Action item
Using the data below, gather each line that includes the word "Order".

Data provided

"""

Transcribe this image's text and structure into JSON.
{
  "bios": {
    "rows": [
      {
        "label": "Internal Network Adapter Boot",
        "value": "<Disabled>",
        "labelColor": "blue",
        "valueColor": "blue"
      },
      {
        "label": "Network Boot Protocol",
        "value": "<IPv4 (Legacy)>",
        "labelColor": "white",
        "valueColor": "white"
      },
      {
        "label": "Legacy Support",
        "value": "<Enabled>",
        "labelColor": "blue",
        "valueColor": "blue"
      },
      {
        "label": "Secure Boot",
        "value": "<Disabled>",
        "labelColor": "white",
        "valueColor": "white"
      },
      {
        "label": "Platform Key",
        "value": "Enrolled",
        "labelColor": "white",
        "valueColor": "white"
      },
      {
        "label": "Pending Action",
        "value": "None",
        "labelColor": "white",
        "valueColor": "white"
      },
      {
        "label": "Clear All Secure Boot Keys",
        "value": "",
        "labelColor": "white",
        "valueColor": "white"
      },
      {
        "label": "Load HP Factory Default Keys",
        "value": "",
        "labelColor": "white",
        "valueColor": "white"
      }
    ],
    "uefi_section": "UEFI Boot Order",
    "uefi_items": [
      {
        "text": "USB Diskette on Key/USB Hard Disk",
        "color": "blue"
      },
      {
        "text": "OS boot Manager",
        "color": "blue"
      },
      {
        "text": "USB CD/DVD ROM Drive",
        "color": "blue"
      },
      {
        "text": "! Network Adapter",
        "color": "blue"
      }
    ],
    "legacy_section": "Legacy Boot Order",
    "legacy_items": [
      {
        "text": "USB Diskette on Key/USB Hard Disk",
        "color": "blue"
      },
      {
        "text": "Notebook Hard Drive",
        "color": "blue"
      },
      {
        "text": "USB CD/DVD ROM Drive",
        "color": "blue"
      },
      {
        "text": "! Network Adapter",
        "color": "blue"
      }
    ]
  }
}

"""

Solution to this task
    "uefi_section": "UEFI Boot Order",
    "legacy_section": "Legacy Boot Order",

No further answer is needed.